A specific restaurant has been identified as the source of clam chowder responsible for a Salmonella javiana outbreak among people who attended a cook-off on the Virginia barrier island of Chincoteague.
Laboratory testing found the outbreak strain of the bacteria in a sample of chowder prepared by a restaurant identified only as “Crab Shack” by local and state health officials. The address of the implicated restaurant was not provided.
As of Wednesday, local health officials reported a 10 percent hospitalization rate among the 180 known outbreak victims. The sick people are spread across at least nine states.
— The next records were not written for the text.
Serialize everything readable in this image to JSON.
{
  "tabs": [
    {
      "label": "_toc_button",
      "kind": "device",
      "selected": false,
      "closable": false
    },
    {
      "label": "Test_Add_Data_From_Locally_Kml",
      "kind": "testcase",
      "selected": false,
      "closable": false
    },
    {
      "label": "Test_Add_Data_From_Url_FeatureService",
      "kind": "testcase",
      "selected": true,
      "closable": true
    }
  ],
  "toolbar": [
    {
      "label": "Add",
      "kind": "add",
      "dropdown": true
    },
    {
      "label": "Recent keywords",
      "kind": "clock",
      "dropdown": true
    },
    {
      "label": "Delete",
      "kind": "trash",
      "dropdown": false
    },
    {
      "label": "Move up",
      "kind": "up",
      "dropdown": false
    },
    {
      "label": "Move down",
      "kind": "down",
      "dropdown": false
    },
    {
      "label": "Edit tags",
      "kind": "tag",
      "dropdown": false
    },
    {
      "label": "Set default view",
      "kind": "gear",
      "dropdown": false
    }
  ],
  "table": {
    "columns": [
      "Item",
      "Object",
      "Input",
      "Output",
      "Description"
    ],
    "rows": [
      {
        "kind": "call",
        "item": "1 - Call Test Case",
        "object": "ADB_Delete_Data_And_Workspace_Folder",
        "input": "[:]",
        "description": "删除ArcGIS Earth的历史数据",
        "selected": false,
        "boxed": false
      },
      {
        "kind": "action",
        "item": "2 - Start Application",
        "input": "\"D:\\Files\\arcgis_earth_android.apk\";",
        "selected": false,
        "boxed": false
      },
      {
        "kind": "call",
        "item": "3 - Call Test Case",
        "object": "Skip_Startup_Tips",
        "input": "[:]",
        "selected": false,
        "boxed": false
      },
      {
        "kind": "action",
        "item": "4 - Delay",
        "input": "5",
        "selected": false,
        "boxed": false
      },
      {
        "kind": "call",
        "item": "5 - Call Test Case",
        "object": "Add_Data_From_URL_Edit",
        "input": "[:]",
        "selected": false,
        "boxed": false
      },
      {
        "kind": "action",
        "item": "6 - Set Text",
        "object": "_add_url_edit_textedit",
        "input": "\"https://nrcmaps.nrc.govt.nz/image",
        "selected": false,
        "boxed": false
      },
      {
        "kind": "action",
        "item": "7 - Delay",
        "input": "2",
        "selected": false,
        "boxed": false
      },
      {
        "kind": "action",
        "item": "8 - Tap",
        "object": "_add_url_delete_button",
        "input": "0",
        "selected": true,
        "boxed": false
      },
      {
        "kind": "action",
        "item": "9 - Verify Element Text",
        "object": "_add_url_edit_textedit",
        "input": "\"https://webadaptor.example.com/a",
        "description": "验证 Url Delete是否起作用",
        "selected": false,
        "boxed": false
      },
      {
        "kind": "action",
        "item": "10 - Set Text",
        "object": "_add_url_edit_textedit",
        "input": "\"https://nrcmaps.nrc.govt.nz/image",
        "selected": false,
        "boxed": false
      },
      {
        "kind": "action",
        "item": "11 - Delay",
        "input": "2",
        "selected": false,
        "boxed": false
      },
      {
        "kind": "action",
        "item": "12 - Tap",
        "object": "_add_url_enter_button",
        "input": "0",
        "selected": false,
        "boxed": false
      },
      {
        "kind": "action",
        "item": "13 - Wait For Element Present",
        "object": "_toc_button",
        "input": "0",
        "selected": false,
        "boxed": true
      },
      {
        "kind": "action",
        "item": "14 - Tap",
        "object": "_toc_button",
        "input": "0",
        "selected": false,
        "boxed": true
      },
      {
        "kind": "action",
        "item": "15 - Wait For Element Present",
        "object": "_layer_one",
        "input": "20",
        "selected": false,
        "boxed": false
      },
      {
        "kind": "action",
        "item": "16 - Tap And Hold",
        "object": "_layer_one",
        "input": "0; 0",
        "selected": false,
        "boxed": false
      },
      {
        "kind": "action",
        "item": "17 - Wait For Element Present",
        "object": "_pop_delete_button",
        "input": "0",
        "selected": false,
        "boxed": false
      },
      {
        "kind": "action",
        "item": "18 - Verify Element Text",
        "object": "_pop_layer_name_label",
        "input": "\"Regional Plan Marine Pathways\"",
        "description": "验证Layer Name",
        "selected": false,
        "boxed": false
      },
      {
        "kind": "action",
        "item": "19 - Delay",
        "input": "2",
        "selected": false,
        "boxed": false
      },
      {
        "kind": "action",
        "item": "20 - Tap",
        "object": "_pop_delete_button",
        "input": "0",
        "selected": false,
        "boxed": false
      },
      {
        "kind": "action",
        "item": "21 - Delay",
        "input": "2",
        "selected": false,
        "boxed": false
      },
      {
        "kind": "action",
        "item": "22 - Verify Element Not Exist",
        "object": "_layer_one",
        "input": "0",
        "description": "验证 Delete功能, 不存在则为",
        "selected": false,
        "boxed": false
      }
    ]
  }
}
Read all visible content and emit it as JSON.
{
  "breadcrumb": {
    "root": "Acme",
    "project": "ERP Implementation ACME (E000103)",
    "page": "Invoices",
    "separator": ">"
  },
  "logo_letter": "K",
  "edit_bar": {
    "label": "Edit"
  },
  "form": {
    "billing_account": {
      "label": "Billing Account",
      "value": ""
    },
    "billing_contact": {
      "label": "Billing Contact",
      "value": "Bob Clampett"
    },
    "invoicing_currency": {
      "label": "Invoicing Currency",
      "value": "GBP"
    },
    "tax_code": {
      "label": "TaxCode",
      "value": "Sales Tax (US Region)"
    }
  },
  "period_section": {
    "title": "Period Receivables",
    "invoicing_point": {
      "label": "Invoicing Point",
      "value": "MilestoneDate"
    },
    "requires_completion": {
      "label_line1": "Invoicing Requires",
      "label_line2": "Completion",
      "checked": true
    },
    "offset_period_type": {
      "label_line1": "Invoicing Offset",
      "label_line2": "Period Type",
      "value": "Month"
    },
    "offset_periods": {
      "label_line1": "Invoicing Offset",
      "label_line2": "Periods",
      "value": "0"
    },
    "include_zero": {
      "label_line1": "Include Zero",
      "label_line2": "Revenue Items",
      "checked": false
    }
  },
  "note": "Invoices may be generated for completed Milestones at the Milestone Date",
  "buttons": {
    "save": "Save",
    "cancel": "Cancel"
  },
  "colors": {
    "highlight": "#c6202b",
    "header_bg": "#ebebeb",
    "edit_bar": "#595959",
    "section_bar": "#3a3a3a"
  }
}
“The Division of Consolidated Laboratory Services (DCLS) in Richmond, VA, first identified Salmonella javiana in human specimens that were submitted by healthcare providers and health officials (who collected them) from event attendees who reported gastro-intestinal illness,” according to an outbreak update posted by the Virginia Department of Health.
“Now, DCLS has identified Salmonella javiana in a sample of Crab Shack Clam Chowder that was obtained from an attendee served during the event, consistent with the exposure results of the online attendee survey. Approximately 500 survey responses, from both ill and non-ill attendees, were recorded in 18 days.”
A pubic information officer for the department said Wednesday that public health officials had been in communication with the operators of the implicated restaurant, but he declined to provide specific details. He said the final report on the outbreak is expected to be completed in the next 30 days.
Several restaurants on Chincoteague Island — best known for its wild ponies made famous by Marguerite Henry’s book “Misty of Chincoteague” — have “Crab Shack” in their names.
Five chowder vendors are listed in the public health survey posted by outbreak investigators:
- Andy Suchoski
- Anne Cairns
- Chincoteague High School
- The Crab Shack
- Don’s Seafood
Officials estimate 2,000 to 2,500 people attended the Sept. 30 event, which was the 18th annual Chincoteague Volunteer Fire Company’s Chowder and Chili Cook-off. The wife of one attendee reported on the Chincoteague Island Locals and Guests Facebook page that lab tests showed her husband positive for E. coli and Salmonella.
Health officials are still waiting on test results for samples collected as part of the outbreak investigation.
(To sign up for a free subscription to Food Safety News, click here.)